Your task →
The records below are to be retyped in full, without any alteration.

(Page and application data records)

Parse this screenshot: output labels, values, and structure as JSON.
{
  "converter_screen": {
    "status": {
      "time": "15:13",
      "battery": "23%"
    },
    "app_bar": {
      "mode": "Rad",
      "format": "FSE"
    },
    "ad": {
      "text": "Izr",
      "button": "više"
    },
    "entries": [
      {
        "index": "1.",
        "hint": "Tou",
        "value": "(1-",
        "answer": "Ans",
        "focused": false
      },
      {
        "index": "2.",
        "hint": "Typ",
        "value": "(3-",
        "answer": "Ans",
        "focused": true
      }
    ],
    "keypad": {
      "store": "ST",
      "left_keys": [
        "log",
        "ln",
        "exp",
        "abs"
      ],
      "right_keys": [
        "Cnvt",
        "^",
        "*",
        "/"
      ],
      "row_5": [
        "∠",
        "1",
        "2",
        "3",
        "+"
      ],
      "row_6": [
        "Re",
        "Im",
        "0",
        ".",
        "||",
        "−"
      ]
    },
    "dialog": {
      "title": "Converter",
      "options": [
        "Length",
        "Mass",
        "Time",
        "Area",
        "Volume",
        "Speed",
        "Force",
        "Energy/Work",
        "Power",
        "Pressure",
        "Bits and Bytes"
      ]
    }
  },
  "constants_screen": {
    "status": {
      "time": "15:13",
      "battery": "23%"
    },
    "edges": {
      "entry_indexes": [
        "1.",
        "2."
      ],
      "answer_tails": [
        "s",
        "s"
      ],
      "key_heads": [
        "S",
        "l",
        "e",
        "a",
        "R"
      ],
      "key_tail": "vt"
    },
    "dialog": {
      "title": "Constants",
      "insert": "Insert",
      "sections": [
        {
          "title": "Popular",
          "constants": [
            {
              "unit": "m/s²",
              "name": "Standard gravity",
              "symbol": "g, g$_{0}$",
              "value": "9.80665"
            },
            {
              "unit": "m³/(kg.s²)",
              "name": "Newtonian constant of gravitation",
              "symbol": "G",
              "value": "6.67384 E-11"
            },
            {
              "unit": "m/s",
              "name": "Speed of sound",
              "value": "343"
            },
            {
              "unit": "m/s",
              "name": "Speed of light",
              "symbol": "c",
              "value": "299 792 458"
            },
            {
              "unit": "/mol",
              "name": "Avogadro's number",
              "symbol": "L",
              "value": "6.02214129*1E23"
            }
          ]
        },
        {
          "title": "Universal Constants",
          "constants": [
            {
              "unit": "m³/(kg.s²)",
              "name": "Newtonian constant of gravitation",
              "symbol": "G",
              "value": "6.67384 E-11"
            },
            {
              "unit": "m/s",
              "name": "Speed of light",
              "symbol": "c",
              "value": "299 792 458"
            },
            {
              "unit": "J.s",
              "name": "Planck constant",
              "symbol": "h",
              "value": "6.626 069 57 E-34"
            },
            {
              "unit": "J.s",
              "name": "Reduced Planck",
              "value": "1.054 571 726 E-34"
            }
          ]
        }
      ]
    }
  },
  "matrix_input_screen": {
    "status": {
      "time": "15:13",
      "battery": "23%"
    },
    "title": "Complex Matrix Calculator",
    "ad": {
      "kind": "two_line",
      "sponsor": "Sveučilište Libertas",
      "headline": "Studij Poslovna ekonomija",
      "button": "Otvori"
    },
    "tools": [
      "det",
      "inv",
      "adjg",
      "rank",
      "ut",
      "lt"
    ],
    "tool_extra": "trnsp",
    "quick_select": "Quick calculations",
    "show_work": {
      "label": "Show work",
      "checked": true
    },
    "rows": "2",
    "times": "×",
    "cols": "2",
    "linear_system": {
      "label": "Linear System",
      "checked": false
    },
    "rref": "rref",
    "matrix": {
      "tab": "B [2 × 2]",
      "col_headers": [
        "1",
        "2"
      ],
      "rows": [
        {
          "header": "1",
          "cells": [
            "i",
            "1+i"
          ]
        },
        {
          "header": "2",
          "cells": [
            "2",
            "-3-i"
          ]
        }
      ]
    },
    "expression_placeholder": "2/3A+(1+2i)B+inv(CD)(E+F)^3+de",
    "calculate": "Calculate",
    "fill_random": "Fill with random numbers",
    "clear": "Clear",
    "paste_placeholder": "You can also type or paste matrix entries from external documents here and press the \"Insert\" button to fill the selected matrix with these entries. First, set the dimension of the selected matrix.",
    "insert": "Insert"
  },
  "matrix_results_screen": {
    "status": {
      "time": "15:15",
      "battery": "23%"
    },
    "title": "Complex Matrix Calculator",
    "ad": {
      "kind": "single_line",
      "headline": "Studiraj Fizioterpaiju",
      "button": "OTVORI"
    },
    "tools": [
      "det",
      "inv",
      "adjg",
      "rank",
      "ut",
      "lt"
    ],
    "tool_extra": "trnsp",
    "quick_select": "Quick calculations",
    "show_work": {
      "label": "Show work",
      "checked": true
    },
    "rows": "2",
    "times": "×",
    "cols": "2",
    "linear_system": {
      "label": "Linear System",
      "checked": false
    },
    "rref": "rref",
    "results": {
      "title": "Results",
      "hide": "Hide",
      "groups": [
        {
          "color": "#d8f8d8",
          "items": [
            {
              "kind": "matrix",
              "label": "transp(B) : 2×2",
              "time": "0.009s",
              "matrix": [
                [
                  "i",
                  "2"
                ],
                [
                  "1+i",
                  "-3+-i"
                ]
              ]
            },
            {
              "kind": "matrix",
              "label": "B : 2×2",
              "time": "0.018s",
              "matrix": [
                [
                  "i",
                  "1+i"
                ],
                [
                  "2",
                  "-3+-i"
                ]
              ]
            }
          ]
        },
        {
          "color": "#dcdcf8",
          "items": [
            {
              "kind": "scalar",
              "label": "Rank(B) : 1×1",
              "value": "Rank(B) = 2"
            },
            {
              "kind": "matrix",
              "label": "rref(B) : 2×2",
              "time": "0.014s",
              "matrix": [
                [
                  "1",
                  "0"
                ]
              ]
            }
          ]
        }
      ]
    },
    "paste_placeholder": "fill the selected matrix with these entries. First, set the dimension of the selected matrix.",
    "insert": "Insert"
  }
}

Expected answer →
Parse this screenshot: output labels, values, and structure as JSON.
{
  "converter_screen": {
    "status": {
      "time": "15:13",
      "battery": "23%"
    },
    "app_bar": {
      "mode": "Rad",
      "format": "FSE"
    },
    "ad": {
      "text": "Izr",
      "button": "više"
    },
    "entries": [
      {
        "index": "1.",
        "hint": "Tou",
        "value": "(1-",
        "answer": "Ans",
        "focused": false
      },
      {
        "index": "2.",
        "hint": "Typ",
        "value": "(3-",
        "answer": "Ans",
        "focused": true
      }
    ],
    "keypad": {
      "store": "ST",
      "left_keys": [
        "log",
        "ln",
        "exp",
        "abs"
      ],
      "right_keys": [
        "Cnvt",
        "^",
        "*",
        "/"
      ],
      "row_5": [
        "∠",
        "1",
        "2",
        "3",
        "+"
      ],
      "row_6": [
        "Re",
        "Im",
        "0",
        ".",
        "||",
        "−"
      ]
    },
    "dialog": {
      "title": "Converter",
      "options": [
        "Length",
        "Mass",
        "Time",
        "Area",
        "Volume",
        "Speed",
        "Force",
        "Energy/Work",
        "Power",
        "Pressure",
        "Bits and Bytes"
      ]
    }
  },
  "constants_screen": {
    "status": {
      "time": "15:13",
      "battery": "23%"
    },
    "edges": {
      "entry_indexes": [
        "1.",
        "2."
      ],
      "answer_tails": [
        "s",
        "s"
      ],
      "key_heads": [
        "S",
        "l",
        "e",
        "a",
        "R"
      ],
      "key_tail": "vt"
    },
    "dialog": {
      "title": "Constants",
      "insert": "Insert",
      "sections": [
        {
          "title": "Popular",
          "constants": [
            {
              "unit": "m/s²",
              "name": "Standard gravity",
              "symbol": "g, g$_{0}$",
              "value": "9.80665"
            },
            {
              "unit": "m³/(kg.s²)",
              "name": "Newtonian constant of gravitation",
              "symbol": "G",
              "value": "6.67384 E-11"
            },
            {
              "unit": "m/s",
              "name": "Speed of sound",
              "value": "343"
            },
            {
              "unit": "m/s",
              "name": "Speed of light",
              "symbol": "c",
              "value": "299 792 458"
            },
            {
              "unit": "/mol",
              "name": "Avogadro's number",
              "symbol": "L",
              "value": "6.02214129*1E23"
            }
          ]
        },
        {
          "title": "Universal Constants",
          "constants": [
            {
              "unit": "m³/(kg.s²)",
              "name": "Newtonian constant of gravitation",
              "symbol": "G",
              "value": "6.67384 E-11"
            },
            {
              "unit": "m/s",
              "name": "Speed of light",
              "symbol": "c",
              "value": "299 792 458"
            },
            {
              "unit": "J.s",
              "name": "Planck constant",
              "symbol": "h",
              "value": "6.626 069 57 E-34"
            },
            {
              "unit": "J.s",
              "name": "Reduced Planck",
              "value": "1.054 571 726 E-34"
            }
          ]
        }
      ]
    }
  },
  "matrix_input_screen": {
    "status": {
      "time": "15:13",
      "battery": "23%"
    },
    "title": "Complex Matrix Calculator",
    "ad": {
      "kind": "two_line",
      "sponsor": "Sveučilište Libertas",
      "headline": "Studij Poslovna ekonomija",
      "button": "Otvori"
    },
    "tools": [
      "det",
      "inv",
      "adjg",
      "rank",
      "ut",
      "lt"
    ],
    "tool_extra": "trnsp",
    "quick_select": "Quick calculations",
    "show_work": {
      "label": "Show work",
      "checked": true
    },
    "rows": "2",
    "times": "×",
    "cols": "2",
    "linear_system": {
      "label": "Linear System",
      "checked": false
    },
    "rref": "rref",
    "matrix": {
      "tab": "B [2 × 2]",
      "col_headers": [
        "1",
        "2"
      ],
      "rows": [
        {
          "header": "1",
          "cells": [
            "i",
            "1+i"
          ]
        },
        {
          "header": "2",
          "cells": [
            "2",
            "-3-i"
          ]
        }
      ]
    },
    "expression_placeholder": "2/3A+(1+2i)B+inv(CD)(E+F)^3+de",
    "calculate": "Calculate",
    "fill_random": "Fill with random numbers",
    "clear": "Clear",
    "paste_placeholder": "You can also type or paste matrix entries from external documents here and press the \"Insert\" button to fill the selected matrix with these entries. First, set the dimension of the selected matrix.",
    "insert": "Insert"
  },
  "matrix_results_screen": {
    "status": {
      "time": "15:15",
      "battery": "23%"
    },
    "title": "Complex Matrix Calculator",
    "ad": {
      "kind": "single_line",
      "headline": "Studiraj Fizioterpaiju",
      "button": "OTVORI"
    },
    "tools": [
      "det",
      "inv",
      "adjg",
      "rank",
      "ut",
      "lt"
    ],
    "tool_extra": "trnsp",
    "quick_select": "Quick calculations",
    "show_work": {
      "label": "Show work",
      "checked": true
    },
    "rows": "2",
    "times": "×",
    "cols": "2",
    "linear_system": {
      "label": "Linear System",
      "checked": false
    },
    "rref": "rref",
    "results": {
      "title": "Results",
      "hide": "Hide",
      "groups": [
        {
          "color": "#d8f8d8",
          "items": [
            {
              "kind": "matrix",
              "label": "transp(B) : 2×2",
              "time": "0.009s",
              "matrix": [
                [
                  "i",
                  "2"
                ],
                [
                  "1+i",
                  "-3+-i"
                ]
              ]
            },
            {
              "kind": "matrix",
              "label": "B : 2×2",
              "time": "0.018s",
              "matrix": [
                [
                  "i",
                  "1+i"
                ],
                [
                  "2",
                  "-3+-i"
                ]
              ]
            }
          ]
        },
        {
          "color": "#dcdcf8",
          "items": [
            {
              "kind": "scalar",
              "label": "Rank(B) : 1×1",
              "value": "Rank(B) = 2"
            },
            {
              "kind": "matrix",
              "label": "rref(B) : 2×2",
              "time": "0.014s",
              "matrix": [
                [
                  "1",
                  "0"
                ]
              ]
            }
          ]
        }
      ]
    },
    "paste_placeholder": "fill the selected matrix with these entries. First, set the dimension of the selected matrix.",
    "insert": "Insert"
  }
}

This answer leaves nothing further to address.